Tuesday, 16 August 2011


ELEGY is a new theatre work inspired by interviews with gay Iraqi refugees in Damascus in Syria, who fled mass killings in Baghdad. It tells a moving story of unrequited love, loss and exile and is being performed as part of the Edinburgh Fringe Festival. Performed on a bed of 700 items of discarded men’s clothing, Elegy reflects the tragic reality of over 700 hundred homophobic murders at the hands of militia groups in a so-called ‘liberated’ Iraq. The piece is based on interviews conducted by Human Rights Watch and photographs of award winning photojournalist Bradley Secker. It is directed by Douglas Rintoul and performed by Complicite actor Jamie Bradley, with music specially composed by award winning composer Raymond Yiu.

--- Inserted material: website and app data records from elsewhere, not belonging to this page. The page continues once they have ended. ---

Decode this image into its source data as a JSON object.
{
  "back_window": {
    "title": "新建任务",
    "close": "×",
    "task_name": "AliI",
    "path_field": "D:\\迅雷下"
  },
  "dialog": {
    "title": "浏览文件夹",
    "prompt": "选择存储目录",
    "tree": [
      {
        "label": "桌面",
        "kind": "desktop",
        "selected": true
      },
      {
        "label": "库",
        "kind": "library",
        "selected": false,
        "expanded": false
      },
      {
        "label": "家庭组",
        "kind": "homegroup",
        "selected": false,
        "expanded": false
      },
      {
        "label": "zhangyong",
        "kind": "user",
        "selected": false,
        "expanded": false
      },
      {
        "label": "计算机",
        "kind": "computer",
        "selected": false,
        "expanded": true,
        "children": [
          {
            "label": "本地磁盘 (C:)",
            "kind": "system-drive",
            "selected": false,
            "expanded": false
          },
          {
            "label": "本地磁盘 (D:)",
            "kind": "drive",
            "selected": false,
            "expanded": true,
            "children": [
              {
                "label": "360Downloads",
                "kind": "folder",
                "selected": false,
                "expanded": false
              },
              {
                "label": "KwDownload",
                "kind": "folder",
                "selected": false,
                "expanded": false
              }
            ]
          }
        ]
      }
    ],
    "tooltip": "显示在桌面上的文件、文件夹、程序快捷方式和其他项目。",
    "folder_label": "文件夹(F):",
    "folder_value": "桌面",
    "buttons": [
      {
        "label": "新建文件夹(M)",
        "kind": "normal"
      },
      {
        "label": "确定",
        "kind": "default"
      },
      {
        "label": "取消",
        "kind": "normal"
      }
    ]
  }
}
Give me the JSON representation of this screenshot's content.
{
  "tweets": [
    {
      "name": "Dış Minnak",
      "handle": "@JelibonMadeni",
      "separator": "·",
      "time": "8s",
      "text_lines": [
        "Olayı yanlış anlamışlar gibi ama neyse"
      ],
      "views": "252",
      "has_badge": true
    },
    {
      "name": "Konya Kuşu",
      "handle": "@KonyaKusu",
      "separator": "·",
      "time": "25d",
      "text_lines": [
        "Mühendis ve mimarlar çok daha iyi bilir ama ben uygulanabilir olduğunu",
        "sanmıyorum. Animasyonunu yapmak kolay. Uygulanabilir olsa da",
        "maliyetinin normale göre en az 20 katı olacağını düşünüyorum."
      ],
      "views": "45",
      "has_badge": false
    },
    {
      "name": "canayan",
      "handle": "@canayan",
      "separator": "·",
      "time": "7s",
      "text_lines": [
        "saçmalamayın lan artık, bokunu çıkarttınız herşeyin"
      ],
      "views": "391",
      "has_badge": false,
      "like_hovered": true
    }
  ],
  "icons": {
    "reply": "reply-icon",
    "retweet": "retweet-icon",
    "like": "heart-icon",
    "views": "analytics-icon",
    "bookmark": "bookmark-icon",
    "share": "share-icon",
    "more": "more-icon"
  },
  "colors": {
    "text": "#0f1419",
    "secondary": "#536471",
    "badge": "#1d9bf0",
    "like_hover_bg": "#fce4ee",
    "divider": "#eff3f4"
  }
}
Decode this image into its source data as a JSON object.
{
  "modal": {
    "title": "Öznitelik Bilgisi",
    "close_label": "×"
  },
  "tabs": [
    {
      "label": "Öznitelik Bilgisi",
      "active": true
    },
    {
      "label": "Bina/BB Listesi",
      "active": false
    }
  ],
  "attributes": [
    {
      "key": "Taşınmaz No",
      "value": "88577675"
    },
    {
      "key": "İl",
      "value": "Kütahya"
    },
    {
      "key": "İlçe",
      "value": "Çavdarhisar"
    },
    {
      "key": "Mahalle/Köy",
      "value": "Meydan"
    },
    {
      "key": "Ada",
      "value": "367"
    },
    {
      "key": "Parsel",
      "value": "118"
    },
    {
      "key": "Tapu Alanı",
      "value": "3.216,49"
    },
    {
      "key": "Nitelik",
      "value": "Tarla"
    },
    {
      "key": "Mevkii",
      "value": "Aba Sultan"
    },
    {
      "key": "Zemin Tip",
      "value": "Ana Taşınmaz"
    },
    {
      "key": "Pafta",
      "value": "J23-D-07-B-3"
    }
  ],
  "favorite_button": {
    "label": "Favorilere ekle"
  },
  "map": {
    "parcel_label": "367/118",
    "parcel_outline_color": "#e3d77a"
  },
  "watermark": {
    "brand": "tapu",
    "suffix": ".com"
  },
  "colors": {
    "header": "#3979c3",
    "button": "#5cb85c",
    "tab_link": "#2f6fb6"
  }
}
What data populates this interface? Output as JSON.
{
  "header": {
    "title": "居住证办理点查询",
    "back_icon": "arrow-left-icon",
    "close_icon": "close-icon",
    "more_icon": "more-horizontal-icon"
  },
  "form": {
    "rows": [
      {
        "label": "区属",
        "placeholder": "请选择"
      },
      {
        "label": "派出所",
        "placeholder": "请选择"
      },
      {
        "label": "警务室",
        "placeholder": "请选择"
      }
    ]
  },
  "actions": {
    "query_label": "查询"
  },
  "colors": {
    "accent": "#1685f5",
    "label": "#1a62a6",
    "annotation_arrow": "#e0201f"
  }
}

A trailer for Elegy is viewable at and the work has already garnered great notices, being described as "stunning" by Marie Colvin in the Sunday Times. The team behind it have taken a very difficult and little known current situation, homophobic murders in Iraq, and put it into a form by which the audiences can connect with these complex and harrowing narratives.

Elegy has been made possible by a philanthropic gift from an inspirational woman, Mariann Wenckheim, and a grant from the Performance Rights Society Foundation for Music.

ELEGY @ Whitespace (venue #116), 11 Gayfield Square, Edinburgh. EH1 3NT
Aug 10 - 15, 17 - 22, 24 – 28 @ 20:30 (70 mins)
Tickets: £10.00 (£7.00)
Box Office: or Tel +44 (0)131 226 0000

Press enquiries: Emma Cameron, email
Phone: +44 795725233
TRANSPORT’s work includes the acclaimed revival of David Greig’s Europe at the Barbican and Dundee Rep and upcoming UK and European tour of Tena Stivicic’s play Invisible.

press details (c) the producers and team behind Elegy.